June 24, 1905
“Our Lady of the Fjords”
Mysterious Iceberg in St. John’s Narrows, T.B. Hayward. June 24, 1905
On June 24, 1905 T.B. Hayward a St. John’s artist and photographer pointed his camera in the direction of a mysterious iceberg off the Narrows of St. John’s, and snapped a picture of what is likely the oldest known photograph believed to be a depiction of a supernatural Christian presence.
The photograph in question depicts what many people believe is a clear picture of a wondrous iceberg showing the figure of the Virgin Mary in the narrows off St. John’s. How similar to a statue the original iceberg looked is unknown. The photographer (T.B. Hayward) was really a painter of Newfoundland scenes, particularly marine scenes. His method was to photograph a scene and then paint the photograph.
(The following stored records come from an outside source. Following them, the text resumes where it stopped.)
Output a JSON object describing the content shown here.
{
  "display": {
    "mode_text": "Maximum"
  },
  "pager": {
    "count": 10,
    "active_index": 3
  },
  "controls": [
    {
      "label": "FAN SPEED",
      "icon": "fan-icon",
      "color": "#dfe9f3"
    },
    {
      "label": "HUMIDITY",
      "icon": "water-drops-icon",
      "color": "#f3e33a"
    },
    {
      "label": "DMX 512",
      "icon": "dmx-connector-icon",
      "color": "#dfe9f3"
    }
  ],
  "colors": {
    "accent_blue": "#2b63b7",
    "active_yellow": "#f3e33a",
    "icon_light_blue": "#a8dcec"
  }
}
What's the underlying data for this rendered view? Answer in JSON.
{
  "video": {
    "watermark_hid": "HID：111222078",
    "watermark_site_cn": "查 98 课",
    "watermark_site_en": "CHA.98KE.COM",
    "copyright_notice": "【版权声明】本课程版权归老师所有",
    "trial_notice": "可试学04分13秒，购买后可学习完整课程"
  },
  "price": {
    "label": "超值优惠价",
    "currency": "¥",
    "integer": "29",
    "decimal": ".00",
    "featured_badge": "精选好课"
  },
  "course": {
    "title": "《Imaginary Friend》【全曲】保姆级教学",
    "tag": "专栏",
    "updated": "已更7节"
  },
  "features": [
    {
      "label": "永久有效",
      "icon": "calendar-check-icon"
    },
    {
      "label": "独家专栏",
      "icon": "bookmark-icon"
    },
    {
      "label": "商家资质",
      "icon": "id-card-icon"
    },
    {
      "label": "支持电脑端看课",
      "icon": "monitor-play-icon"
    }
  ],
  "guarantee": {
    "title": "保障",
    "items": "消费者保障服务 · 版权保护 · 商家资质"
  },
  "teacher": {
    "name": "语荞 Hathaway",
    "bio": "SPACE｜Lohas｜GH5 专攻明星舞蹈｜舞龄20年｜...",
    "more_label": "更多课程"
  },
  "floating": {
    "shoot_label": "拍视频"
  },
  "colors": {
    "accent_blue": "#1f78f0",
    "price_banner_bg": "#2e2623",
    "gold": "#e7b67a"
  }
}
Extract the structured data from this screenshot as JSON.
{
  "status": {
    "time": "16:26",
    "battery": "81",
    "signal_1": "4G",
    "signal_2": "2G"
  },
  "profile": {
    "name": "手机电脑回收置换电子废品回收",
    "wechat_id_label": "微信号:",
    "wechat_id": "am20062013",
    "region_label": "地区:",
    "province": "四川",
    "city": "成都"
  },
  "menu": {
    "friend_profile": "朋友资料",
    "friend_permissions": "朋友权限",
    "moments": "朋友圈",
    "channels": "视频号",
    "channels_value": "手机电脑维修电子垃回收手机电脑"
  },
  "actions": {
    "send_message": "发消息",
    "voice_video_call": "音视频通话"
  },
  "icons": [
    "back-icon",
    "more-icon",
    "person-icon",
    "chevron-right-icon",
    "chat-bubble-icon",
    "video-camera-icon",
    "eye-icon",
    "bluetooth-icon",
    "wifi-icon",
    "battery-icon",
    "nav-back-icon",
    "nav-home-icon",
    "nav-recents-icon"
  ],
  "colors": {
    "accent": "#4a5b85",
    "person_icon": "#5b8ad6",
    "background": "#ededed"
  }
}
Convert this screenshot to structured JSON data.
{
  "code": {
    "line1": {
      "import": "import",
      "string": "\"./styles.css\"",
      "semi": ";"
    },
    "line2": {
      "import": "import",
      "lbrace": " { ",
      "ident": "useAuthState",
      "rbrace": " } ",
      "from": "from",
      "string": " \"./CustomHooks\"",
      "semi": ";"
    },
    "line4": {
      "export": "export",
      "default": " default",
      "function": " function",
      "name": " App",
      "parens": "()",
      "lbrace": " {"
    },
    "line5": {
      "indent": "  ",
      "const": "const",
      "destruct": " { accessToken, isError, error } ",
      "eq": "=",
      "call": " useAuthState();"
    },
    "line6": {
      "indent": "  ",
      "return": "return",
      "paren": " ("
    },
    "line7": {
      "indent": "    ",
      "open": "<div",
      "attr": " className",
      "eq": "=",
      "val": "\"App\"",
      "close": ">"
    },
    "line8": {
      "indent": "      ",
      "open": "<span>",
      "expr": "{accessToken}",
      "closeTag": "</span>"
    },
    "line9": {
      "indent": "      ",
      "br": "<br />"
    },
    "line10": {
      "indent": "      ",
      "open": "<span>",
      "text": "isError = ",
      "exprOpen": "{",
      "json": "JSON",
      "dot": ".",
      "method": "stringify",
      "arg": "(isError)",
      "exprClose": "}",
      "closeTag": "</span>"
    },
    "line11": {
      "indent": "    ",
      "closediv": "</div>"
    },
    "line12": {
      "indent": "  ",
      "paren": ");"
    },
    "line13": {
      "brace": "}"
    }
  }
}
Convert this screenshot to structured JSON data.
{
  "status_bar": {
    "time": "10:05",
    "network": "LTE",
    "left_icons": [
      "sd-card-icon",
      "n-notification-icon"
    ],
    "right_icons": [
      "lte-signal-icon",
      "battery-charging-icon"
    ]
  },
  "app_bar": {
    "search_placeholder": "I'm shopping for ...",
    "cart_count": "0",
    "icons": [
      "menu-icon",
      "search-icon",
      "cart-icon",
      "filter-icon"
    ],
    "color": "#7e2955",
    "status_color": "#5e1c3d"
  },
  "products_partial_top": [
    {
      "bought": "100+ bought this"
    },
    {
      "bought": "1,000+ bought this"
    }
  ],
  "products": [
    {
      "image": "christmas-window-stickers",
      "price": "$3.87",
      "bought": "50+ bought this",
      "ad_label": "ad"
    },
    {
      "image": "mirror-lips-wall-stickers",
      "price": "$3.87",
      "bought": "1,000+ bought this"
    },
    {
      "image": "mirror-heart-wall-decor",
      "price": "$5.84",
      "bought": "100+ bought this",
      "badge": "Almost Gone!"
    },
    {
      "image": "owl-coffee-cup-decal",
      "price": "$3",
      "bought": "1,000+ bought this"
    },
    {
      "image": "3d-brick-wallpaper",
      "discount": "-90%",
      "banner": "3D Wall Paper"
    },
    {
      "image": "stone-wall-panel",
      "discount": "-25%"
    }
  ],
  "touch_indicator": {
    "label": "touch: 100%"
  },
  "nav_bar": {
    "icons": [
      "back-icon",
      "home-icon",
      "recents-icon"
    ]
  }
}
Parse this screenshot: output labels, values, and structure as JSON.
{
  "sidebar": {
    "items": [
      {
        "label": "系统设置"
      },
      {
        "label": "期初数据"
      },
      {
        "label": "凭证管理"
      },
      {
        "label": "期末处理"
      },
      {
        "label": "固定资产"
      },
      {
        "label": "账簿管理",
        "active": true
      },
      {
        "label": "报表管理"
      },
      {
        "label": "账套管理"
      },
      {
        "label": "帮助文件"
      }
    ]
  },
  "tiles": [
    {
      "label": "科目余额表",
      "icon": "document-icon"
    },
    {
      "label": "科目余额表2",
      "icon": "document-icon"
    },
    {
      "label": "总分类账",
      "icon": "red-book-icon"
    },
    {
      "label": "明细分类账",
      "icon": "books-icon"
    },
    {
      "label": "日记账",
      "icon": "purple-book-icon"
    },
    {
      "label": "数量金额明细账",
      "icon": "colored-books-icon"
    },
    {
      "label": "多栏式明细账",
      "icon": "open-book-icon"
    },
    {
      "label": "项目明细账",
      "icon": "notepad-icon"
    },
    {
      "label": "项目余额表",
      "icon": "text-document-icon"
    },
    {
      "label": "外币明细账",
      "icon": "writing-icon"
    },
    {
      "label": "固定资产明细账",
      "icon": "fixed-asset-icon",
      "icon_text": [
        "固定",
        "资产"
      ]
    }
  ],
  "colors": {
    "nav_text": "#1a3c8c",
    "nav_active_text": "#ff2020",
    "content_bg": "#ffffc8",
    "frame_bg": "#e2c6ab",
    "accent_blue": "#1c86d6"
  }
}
The Catholic Archbishop, in St. John’s, Michael Francis Howley, who saw the iceberg from the steps of the Basilica Cathedral, was so impressed by the extraordinary iceberg that he wrote an article published in The Tablet, the Catholic Diocesan newspaper for Boston describing the iceberg as the “Crystal Lady.” He also endorsed the sale of postcards and photographs that were produced by Hayward for mass production.
Archbishop Howley perceived the iceberg to be a sacred sign, so moved by the sight that he composed a sonnet in honour of the frozen statue entitled “Our Lady of the Fjords.” In the sonnet, he refers to the glistening ice figure as “a shimmering shrine – our bright Atlantic Lourdes. The sonnet was published Newfoundland Quarterly in 1909.
Our Lady of the Fjords
Hail Crystal Virgin, from the frozen fjords
Where far-off Greenland’s gelid glaciers gleen
O’er Oceans bosom soaring, cool, serene
Not famed Carrara’s purest vein affords
Such sparkling brilliance, as mid countless hordes
Of spotless glistning bergs thou reignest Queen
In all the glory of thy opal sheen
A Shimmering Shrine; Our bright Atlantic Lourdes.
We hail thee, dual patront, with acclaim,
Thou standest guardian o er our Island home.
To-day, four cycles since, our rock-bound strand.
First Cabot saw: and gave the Baptist’s name:
To-day we clothe with Pallium from Rome.
The first Archbishop of our Newfoundland!
Contemporary Newfoundland author Wayne Johnson says his father grew up in a house blessed by water from this iceberg, which they called the “Virgin Berg.” Johnson wrote about the iceberg in his book Baltimore’s Mansion.
The timing of this wondrous iceberg, this Marian apparition appearing in the St. John’s Narrows was quite significant.
June 24 on the Christian calendar is the Feast of St. John the Baptist. On June 24, 1497 John Cabot “discovered” Newfoundland, it is the feast day of the patron saint of the R.C. Basilica Cathedral and the Anglican Cathedral in St. John’s and the namesake for the capital city, St. John’s.
Recommended Archival Collection: What do we have in the ‘Rooms Archives’ on this subject? The Rooms has hundreds of photographs of icebergs. Type “iceberg” in the search bar here: http://gencat1.eloquent-systems.com/webcat/request/DoMenuRequest?SystemName=The+Rooms+Public&UserName=wa+public&Password=&TemplateProcessID=6000_3355&bCachable=1&MenuName=The+Rooms+Archives
Recommended Reading: Kodak Catholicism: Miraculous Photography and its Significance by Jessy C. PAGLIAROLI : Canadian Catholic Historical Association (CCHA) , Historical Studies, 70 (2004), 71_93
Recommended Archival Collection: Very few photographs of Thomas B. Hayward have been identified. If you are aware of other photographs and sketches created by Thomas or his father J. W Hayward the Rooms Provincial Archives Division would love to hear from you.